Alberta-based companies have donated more than $2 million to the Saskatchewan Party over the past decade, according to a new database compiled by Progress Alberta, a left-leaning advocacy group.

Progress Alberta executive director Duncan Kinney said he started compiling the data after listening to Saskatchewan Premier Brad Wall's speech to the Calgary Petroleum Club in June.

"No one in the media really clued into why he was giving a speech at the Calgary Petroleum Club to an audience of Alberta-based oil and gas people," Kinney said.

"It was a fundraiser," he said, metaphorically referring to potential fundraising opportunities.

Premier Wall didn't get paid to speak at the Petroleum Club nor did the Saskatchewan Party receive any proceeds from the event. 

Oil and gas money

After compiling the data, using publicly available political donation records dating back to 2006, Kinney noted Wall is "an extremely successful out-of-province fundraiser."

Over the past 10 years, the party received $12.61 million from nearly 9,000 separate corporate donations, according to the database.

Of that, $2.87 million came from companies outside Saskatchewan, and $2.02 million came from Alberta-based companies, specifically.

Kinney noted Alberta-based donations included hundreds of thousands of dollars from companies in the oil and gas sector — an industry that Wall has enthusiastically aligned himself with.

In his June speech to the Calgary Petroleum Club, the Saskatchewan premier referred to himself and the industry as "we" and "us" and said the sector needed to be defended from what he deemed an "existential threat" from the likes of Hollywood stars, proponents of the Leap Manifesto and universities, churches and public pension funds looking to divest from fossil fuels.

"We are in the middle of a battle and, frankly, we haven't been winning very many battles," Wall told the industry crowd. "When I say 'we,' I mean this sector and the resource importance of Western Canada."

'Undemocratic and unethical'

Duff Conacher with Democracy Watch said he's concerned about possible political interference.

"When you look at who's been funding the Saskatchewan Party, it's, I think, an undemocratic and unethical vicious circle of Alberta oil and gas companies supporting a party that's outside the jurisdiction so that the leader of that party can come to Alberta and make speeches that push their oil and gas company agenda forward, which is just not something that should be happening in any jurisdiction that should be calling itself a democracy," he said. 

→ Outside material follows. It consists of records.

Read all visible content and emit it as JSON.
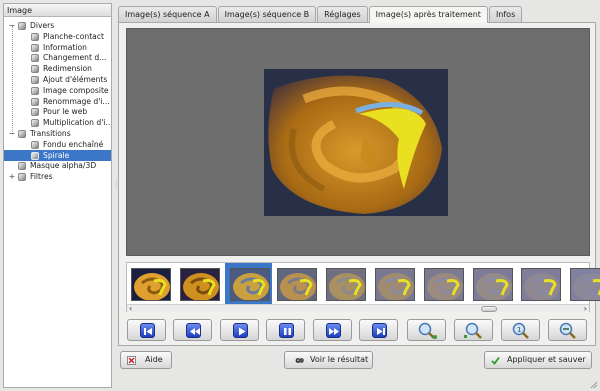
{
  "tree": {
    "header": "Image",
    "items": [
      {
        "label": "Divers",
        "level": 1,
        "expander": "−"
      },
      {
        "label": "Planche-contact",
        "level": 2
      },
      {
        "label": "Information",
        "level": 2
      },
      {
        "label": "Changement d...",
        "level": 2
      },
      {
        "label": "Redimension",
        "level": 2
      },
      {
        "label": "Ajout d'éléments",
        "level": 2
      },
      {
        "label": "Image composite",
        "level": 2
      },
      {
        "label": "Renommage d'i...",
        "level": 2
      },
      {
        "label": "Pour le web",
        "level": 2
      },
      {
        "label": "Multiplication d'i...",
        "level": 2
      },
      {
        "label": "Transitions",
        "level": 1,
        "expander": "−"
      },
      {
        "label": "Fondu enchaîné",
        "level": 2
      },
      {
        "label": "Spirale",
        "level": 2,
        "selected": true
      },
      {
        "label": "Masque alpha/3D",
        "level": 1
      },
      {
        "label": "Filtres",
        "level": 1,
        "expander": "+"
      }
    ]
  },
  "tabs": [
    {
      "label": "Image(s) séquence A",
      "active": false
    },
    {
      "label": "Image(s) séquence B",
      "active": false
    },
    {
      "label": "Réglages",
      "active": false
    },
    {
      "label": "Image(s) après traitement",
      "active": true
    },
    {
      "label": "Infos",
      "active": false
    }
  ],
  "viewer": {
    "image_icon": "spiral-transition-preview"
  },
  "thumbnails": {
    "count": 10,
    "selected_index": 2
  },
  "controls": [
    {
      "name": "first-frame-button",
      "icon": "skip-to-start-icon"
    },
    {
      "name": "previous-frame-button",
      "icon": "rewind-icon"
    },
    {
      "name": "play-button",
      "icon": "play-icon"
    },
    {
      "name": "pause-button",
      "icon": "pause-icon"
    },
    {
      "name": "next-frame-button",
      "icon": "fast-forward-icon"
    },
    {
      "name": "last-frame-button",
      "icon": "skip-to-end-icon"
    },
    {
      "name": "zoom-in-button",
      "icon": "zoom-in-icon"
    },
    {
      "name": "zoom-fit-button",
      "icon": "zoom-fit-icon"
    },
    {
      "name": "zoom-original-button",
      "icon": "zoom-original-icon"
    },
    {
      "name": "zoom-out-button",
      "icon": "zoom-out-icon"
    }
  ],
  "bottom": {
    "help_label": "Aide",
    "view_result_label": "Voir le résultat",
    "apply_save_label": "Appliquer et sauver"
  },
  "colors": {
    "selection": "#3c76c6",
    "viewer_bg": "#6e6e6e",
    "media_button": "#2a4fd0"
  }
}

Conacher thinks corporate donations should be banned in Saskatchewan — as they are in Alberta — and that individual limits should be lowered. 

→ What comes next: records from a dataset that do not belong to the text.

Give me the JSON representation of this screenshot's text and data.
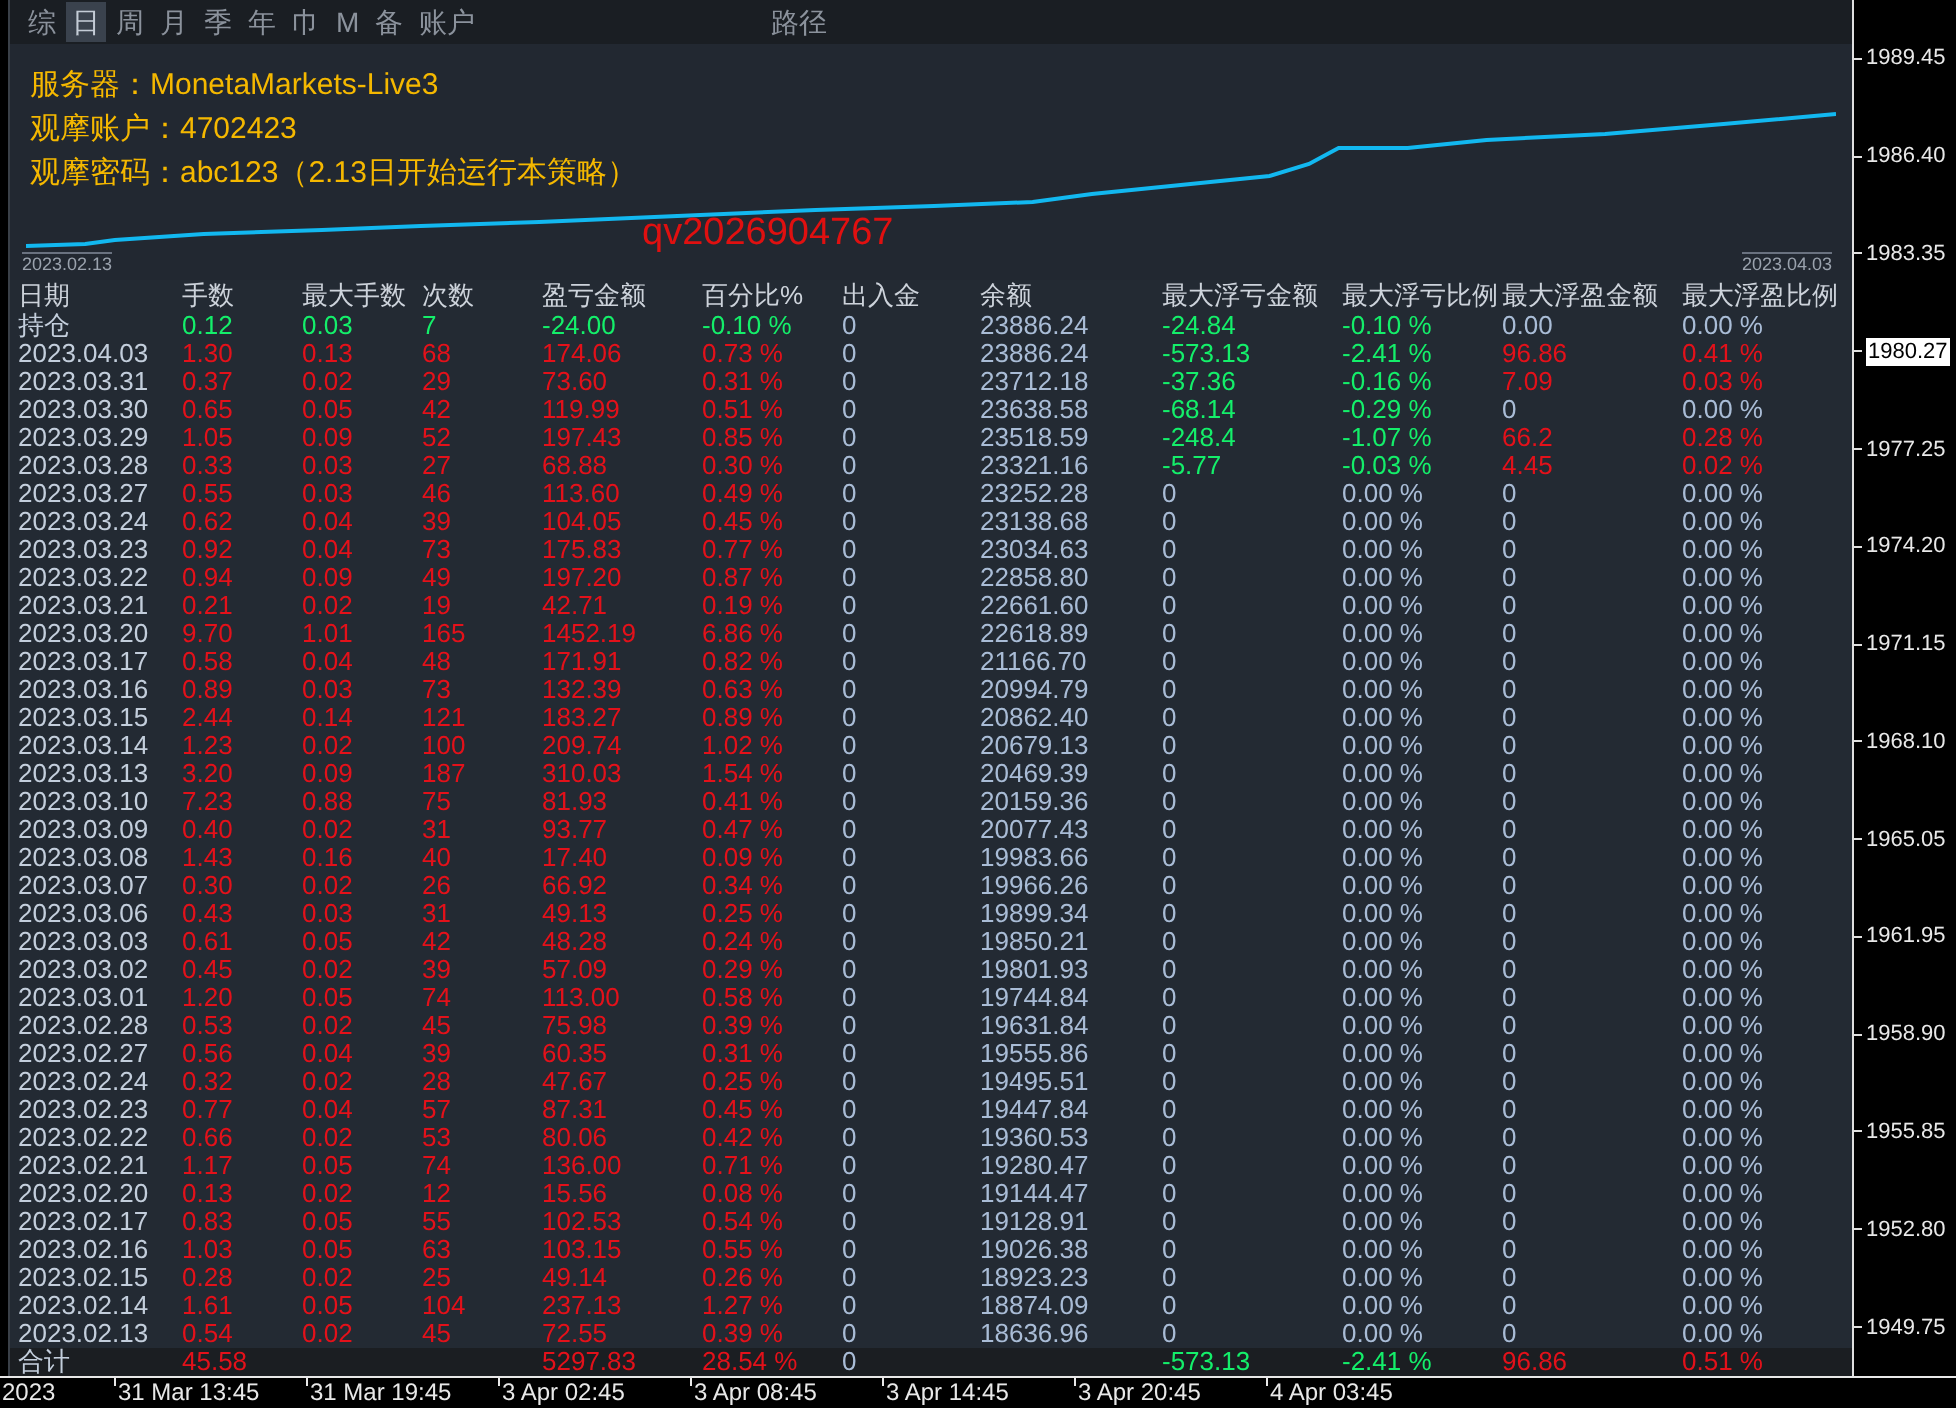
{
  "toolbar": {
    "items": [
      {
        "label": "综",
        "selected": false
      },
      {
        "label": "日",
        "selected": true
      },
      {
        "label": "周",
        "selected": false
      },
      {
        "label": "月",
        "selected": false
      },
      {
        "label": "季",
        "selected": false
      },
      {
        "label": "年",
        "selected": false
      },
      {
        "label": "巾",
        "selected": false
      },
      {
        "label": "M",
        "selected": false
      },
      {
        "label": "备",
        "selected": false
      },
      {
        "label": "账户",
        "selected": false
      }
    ],
    "path_label": "路径"
  },
  "chart": {
    "info_lines": [
      "服务器：MonetaMarkets-Live3",
      "观摩账户：4702423",
      "观摩密码：abc123（2.13日开始运行本策略）"
    ],
    "contact": "qv2026904767",
    "start_date": "2023.02.13",
    "end_date": "2023.04.03"
  },
  "table": {
    "columns": [
      "日期",
      "手数",
      "最大手数",
      "次数",
      "盈亏金额",
      "百分比%",
      "出入金",
      "余额",
      "最大浮亏金额",
      "最大浮亏比例",
      "最大浮盈金额",
      "最大浮盈比例"
    ],
    "rows": [
      {
        "kind": "holding",
        "cells": [
          "持仓",
          "0.12",
          "0.03",
          "7",
          "-24.00",
          "-0.10 %",
          "0",
          "23886.24",
          "-24.84",
          "-0.10 %",
          "0.00",
          "0.00 %"
        ],
        "loss_hit": true,
        "profit_hit": false
      },
      {
        "kind": "day",
        "cells": [
          "2023.04.03",
          "1.30",
          "0.13",
          "68",
          "174.06",
          "0.73 %",
          "0",
          "23886.24",
          "-573.13",
          "-2.41 %",
          "96.86",
          "0.41 %"
        ],
        "loss_hit": true,
        "profit_hit": true
      },
      {
        "kind": "day",
        "cells": [
          "2023.03.31",
          "0.37",
          "0.02",
          "29",
          "73.60",
          "0.31 %",
          "0",
          "23712.18",
          "-37.36",
          "-0.16 %",
          "7.09",
          "0.03 %"
        ],
        "loss_hit": true,
        "profit_hit": true
      },
      {
        "kind": "day",
        "cells": [
          "2023.03.30",
          "0.65",
          "0.05",
          "42",
          "119.99",
          "0.51 %",
          "0",
          "23638.58",
          "-68.14",
          "-0.29 %",
          "0",
          "0.00 %"
        ],
        "loss_hit": true,
        "profit_hit": false
      },
      {
        "kind": "day",
        "cells": [
          "2023.03.29",
          "1.05",
          "0.09",
          "52",
          "197.43",
          "0.85 %",
          "0",
          "23518.59",
          "-248.4",
          "-1.07 %",
          "66.2",
          "0.28 %"
        ],
        "loss_hit": true,
        "profit_hit": true
      },
      {
        "kind": "day",
        "cells": [
          "2023.03.28",
          "0.33",
          "0.03",
          "27",
          "68.88",
          "0.30 %",
          "0",
          "23321.16",
          "-5.77",
          "-0.03 %",
          "4.45",
          "0.02 %"
        ],
        "loss_hit": true,
        "profit_hit": true
      },
      {
        "kind": "day",
        "cells": [
          "2023.03.27",
          "0.55",
          "0.03",
          "46",
          "113.60",
          "0.49 %",
          "0",
          "23252.28",
          "0",
          "0.00 %",
          "0",
          "0.00 %"
        ],
        "loss_hit": false,
        "profit_hit": false
      },
      {
        "kind": "day",
        "cells": [
          "2023.03.24",
          "0.62",
          "0.04",
          "39",
          "104.05",
          "0.45 %",
          "0",
          "23138.68",
          "0",
          "0.00 %",
          "0",
          "0.00 %"
        ],
        "loss_hit": false,
        "profit_hit": false
      },
      {
        "kind": "day",
        "cells": [
          "2023.03.23",
          "0.92",
          "0.04",
          "73",
          "175.83",
          "0.77 %",
          "0",
          "23034.63",
          "0",
          "0.00 %",
          "0",
          "0.00 %"
        ],
        "loss_hit": false,
        "profit_hit": false
      },
      {
        "kind": "day",
        "cells": [
          "2023.03.22",
          "0.94",
          "0.09",
          "49",
          "197.20",
          "0.87 %",
          "0",
          "22858.80",
          "0",
          "0.00 %",
          "0",
          "0.00 %"
        ],
        "loss_hit": false,
        "profit_hit": false
      },
      {
        "kind": "day",
        "cells": [
          "2023.03.21",
          "0.21",
          "0.02",
          "19",
          "42.71",
          "0.19 %",
          "0",
          "22661.60",
          "0",
          "0.00 %",
          "0",
          "0.00 %"
        ],
        "loss_hit": false,
        "profit_hit": false
      },
      {
        "kind": "day",
        "cells": [
          "2023.03.20",
          "9.70",
          "1.01",
          "165",
          "1452.19",
          "6.86 %",
          "0",
          "22618.89",
          "0",
          "0.00 %",
          "0",
          "0.00 %"
        ],
        "loss_hit": false,
        "profit_hit": false
      },
      {
        "kind": "day",
        "cells": [
          "2023.03.17",
          "0.58",
          "0.04",
          "48",
          "171.91",
          "0.82 %",
          "0",
          "21166.70",
          "0",
          "0.00 %",
          "0",
          "0.00 %"
        ],
        "loss_hit": false,
        "profit_hit": false
      },
      {
        "kind": "day",
        "cells": [
          "2023.03.16",
          "0.89",
          "0.03",
          "73",
          "132.39",
          "0.63 %",
          "0",
          "20994.79",
          "0",
          "0.00 %",
          "0",
          "0.00 %"
        ],
        "loss_hit": false,
        "profit_hit": false
      },
      {
        "kind": "day",
        "cells": [
          "2023.03.15",
          "2.44",
          "0.14",
          "121",
          "183.27",
          "0.89 %",
          "0",
          "20862.40",
          "0",
          "0.00 %",
          "0",
          "0.00 %"
        ],
        "loss_hit": false,
        "profit_hit": false
      },
      {
        "kind": "day",
        "cells": [
          "2023.03.14",
          "1.23",
          "0.02",
          "100",
          "209.74",
          "1.02 %",
          "0",
          "20679.13",
          "0",
          "0.00 %",
          "0",
          "0.00 %"
        ],
        "loss_hit": false,
        "profit_hit": false
      },
      {
        "kind": "day",
        "cells": [
          "2023.03.13",
          "3.20",
          "0.09",
          "187",
          "310.03",
          "1.54 %",
          "0",
          "20469.39",
          "0",
          "0.00 %",
          "0",
          "0.00 %"
        ],
        "loss_hit": false,
        "profit_hit": false
      },
      {
        "kind": "day",
        "cells": [
          "2023.03.10",
          "7.23",
          "0.88",
          "75",
          "81.93",
          "0.41 %",
          "0",
          "20159.36",
          "0",
          "0.00 %",
          "0",
          "0.00 %"
        ],
        "loss_hit": false,
        "profit_hit": false
      },
      {
        "kind": "day",
        "cells": [
          "2023.03.09",
          "0.40",
          "0.02",
          "31",
          "93.77",
          "0.47 %",
          "0",
          "20077.43",
          "0",
          "0.00 %",
          "0",
          "0.00 %"
        ],
        "loss_hit": false,
        "profit_hit": false
      },
      {
        "kind": "day",
        "cells": [
          "2023.03.08",
          "1.43",
          "0.16",
          "40",
          "17.40",
          "0.09 %",
          "0",
          "19983.66",
          "0",
          "0.00 %",
          "0",
          "0.00 %"
        ],
        "loss_hit": false,
        "profit_hit": false
      },
      {
        "kind": "day",
        "cells": [
          "2023.03.07",
          "0.30",
          "0.02",
          "26",
          "66.92",
          "0.34 %",
          "0",
          "19966.26",
          "0",
          "0.00 %",
          "0",
          "0.00 %"
        ],
        "loss_hit": false,
        "profit_hit": false
      },
      {
        "kind": "day",
        "cells": [
          "2023.03.06",
          "0.43",
          "0.03",
          "31",
          "49.13",
          "0.25 %",
          "0",
          "19899.34",
          "0",
          "0.00 %",
          "0",
          "0.00 %"
        ],
        "loss_hit": false,
        "profit_hit": false
      },
      {
        "kind": "day",
        "cells": [
          "2023.03.03",
          "0.61",
          "0.05",
          "42",
          "48.28",
          "0.24 %",
          "0",
          "19850.21",
          "0",
          "0.00 %",
          "0",
          "0.00 %"
        ],
        "loss_hit": false,
        "profit_hit": false
      },
      {
        "kind": "day",
        "cells": [
          "2023.03.02",
          "0.45",
          "0.02",
          "39",
          "57.09",
          "0.29 %",
          "0",
          "19801.93",
          "0",
          "0.00 %",
          "0",
          "0.00 %"
        ],
        "loss_hit": false,
        "profit_hit": false
      },
      {
        "kind": "day",
        "cells": [
          "2023.03.01",
          "1.20",
          "0.05",
          "74",
          "113.00",
          "0.58 %",
          "0",
          "19744.84",
          "0",
          "0.00 %",
          "0",
          "0.00 %"
        ],
        "loss_hit": false,
        "profit_hit": false
      },
      {
        "kind": "day",
        "cells": [
          "2023.02.28",
          "0.53",
          "0.02",
          "45",
          "75.98",
          "0.39 %",
          "0",
          "19631.84",
          "0",
          "0.00 %",
          "0",
          "0.00 %"
        ],
        "loss_hit": false,
        "profit_hit": false
      },
      {
        "kind": "day",
        "cells": [
          "2023.02.27",
          "0.56",
          "0.04",
          "39",
          "60.35",
          "0.31 %",
          "0",
          "19555.86",
          "0",
          "0.00 %",
          "0",
          "0.00 %"
        ],
        "loss_hit": false,
        "profit_hit": false
      },
      {
        "kind": "day",
        "cells": [
          "2023.02.24",
          "0.32",
          "0.02",
          "28",
          "47.67",
          "0.25 %",
          "0",
          "19495.51",
          "0",
          "0.00 %",
          "0",
          "0.00 %"
        ],
        "loss_hit": false,
        "profit_hit": false
      },
      {
        "kind": "day",
        "cells": [
          "2023.02.23",
          "0.77",
          "0.04",
          "57",
          "87.31",
          "0.45 %",
          "0",
          "19447.84",
          "0",
          "0.00 %",
          "0",
          "0.00 %"
        ],
        "loss_hit": false,
        "profit_hit": false
      },
      {
        "kind": "day",
        "cells": [
          "2023.02.22",
          "0.66",
          "0.02",
          "53",
          "80.06",
          "0.42 %",
          "0",
          "19360.53",
          "0",
          "0.00 %",
          "0",
          "0.00 %"
        ],
        "loss_hit": false,
        "profit_hit": false
      },
      {
        "kind": "day",
        "cells": [
          "2023.02.21",
          "1.17",
          "0.05",
          "74",
          "136.00",
          "0.71 %",
          "0",
          "19280.47",
          "0",
          "0.00 %",
          "0",
          "0.00 %"
        ],
        "loss_hit": false,
        "profit_hit": false
      },
      {
        "kind": "day",
        "cells": [
          "2023.02.20",
          "0.13",
          "0.02",
          "12",
          "15.56",
          "0.08 %",
          "0",
          "19144.47",
          "0",
          "0.00 %",
          "0",
          "0.00 %"
        ],
        "loss_hit": false,
        "profit_hit": false
      },
      {
        "kind": "day",
        "cells": [
          "2023.02.17",
          "0.83",
          "0.05",
          "55",
          "102.53",
          "0.54 %",
          "0",
          "19128.91",
          "0",
          "0.00 %",
          "0",
          "0.00 %"
        ],
        "loss_hit": false,
        "profit_hit": false
      },
      {
        "kind": "day",
        "cells": [
          "2023.02.16",
          "1.03",
          "0.05",
          "63",
          "103.15",
          "0.55 %",
          "0",
          "19026.38",
          "0",
          "0.00 %",
          "0",
          "0.00 %"
        ],
        "loss_hit": false,
        "profit_hit": false
      },
      {
        "kind": "day",
        "cells": [
          "2023.02.15",
          "0.28",
          "0.02",
          "25",
          "49.14",
          "0.26 %",
          "0",
          "18923.23",
          "0",
          "0.00 %",
          "0",
          "0.00 %"
        ],
        "loss_hit": false,
        "profit_hit": false
      },
      {
        "kind": "day",
        "cells": [
          "2023.02.14",
          "1.61",
          "0.05",
          "104",
          "237.13",
          "1.27 %",
          "0",
          "18874.09",
          "0",
          "0.00 %",
          "0",
          "0.00 %"
        ],
        "loss_hit": false,
        "profit_hit": false
      },
      {
        "kind": "day",
        "cells": [
          "2023.02.13",
          "0.54",
          "0.02",
          "45",
          "72.55",
          "0.39 %",
          "0",
          "18636.96",
          "0",
          "0.00 %",
          "0",
          "0.00 %"
        ],
        "loss_hit": false,
        "profit_hit": false
      },
      {
        "kind": "total",
        "cells": [
          "合计",
          "45.58",
          null,
          null,
          "5297.83",
          "28.54 %",
          "0",
          null,
          "-573.13",
          "-2.41 %",
          "96.86",
          "0.51 %"
        ],
        "loss_hit": true,
        "profit_hit": true
      }
    ]
  },
  "price_axis": [
    {
      "label": "1989.45",
      "highlighted": false
    },
    {
      "label": "1986.40",
      "highlighted": false
    },
    {
      "label": "1983.35",
      "highlighted": false
    },
    {
      "label": "1980.27",
      "highlighted": true
    },
    {
      "label": "1977.25",
      "highlighted": false
    },
    {
      "label": "1974.20",
      "highlighted": false
    },
    {
      "label": "1971.15",
      "highlighted": false
    },
    {
      "label": "1968.10",
      "highlighted": false
    },
    {
      "label": "1965.05",
      "highlighted": false
    },
    {
      "label": "1961.95",
      "highlighted": false
    },
    {
      "label": "1958.90",
      "highlighted": false
    },
    {
      "label": "1955.85",
      "highlighted": false
    },
    {
      "label": "1952.80",
      "highlighted": false
    },
    {
      "label": "1949.75",
      "highlighted": false
    }
  ],
  "time_axis": [
    "2023",
    "31 Mar 13:45",
    "31 Mar 19:45",
    "3 Apr 02:45",
    "3 Apr 08:45",
    "3 Apr 14:45",
    "3 Apr 20:45",
    "4 Apr 03:45"
  ]
}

There is no cap on donations in Saskatchewan. 

"Every voter in Alberta should be concerned about anyone coming from outside the jurisdiction and trying to influence the political decisions of their government," said Conacher. 

"Especially a premier that's coming, in part paid for by money raised from corporations in Alberta that don't necessarily have the overall public interest in mind, and a premier from another jurisdiction who likely also doesn't have the overall public interest of Albertans in mind in terms of what he says when he's there."

Wall responds

Brad Wall, speaking to reporters in Saskatchewan, said he's not concerned about the province's political donation rules and said there are no plans to make changes.

He said a new lobbyist registry is the best way to ensure accountability in the government. 

"You know, we just came through an election campaign, and I can honestly say I didn't have one voter raise it, so probably not. No plans right now for any changes," said Wall.

He said resource companies "that are employing thousands of people in Saskatchewan may want to participate in democracy" and that unions may want to as well.

Donations from Alberta companies to the Saskatchewan Party, by year:

  • 2015:     $109,487.12
  • 2014:     $133,086.01
  • 2013:     $178,651.49
  • 2012:     $160,155.00
  • 2011:     $328,385.00
  • 2010:     $173,970.50
  • 2009:     $112,180.74
  • 2008:     $168,496.11
  • 2007:     $518,634.12
  • 2006:     $140,098.07

— Source: Progress Alberta database

With files from Dave Gilson and Adam Hunter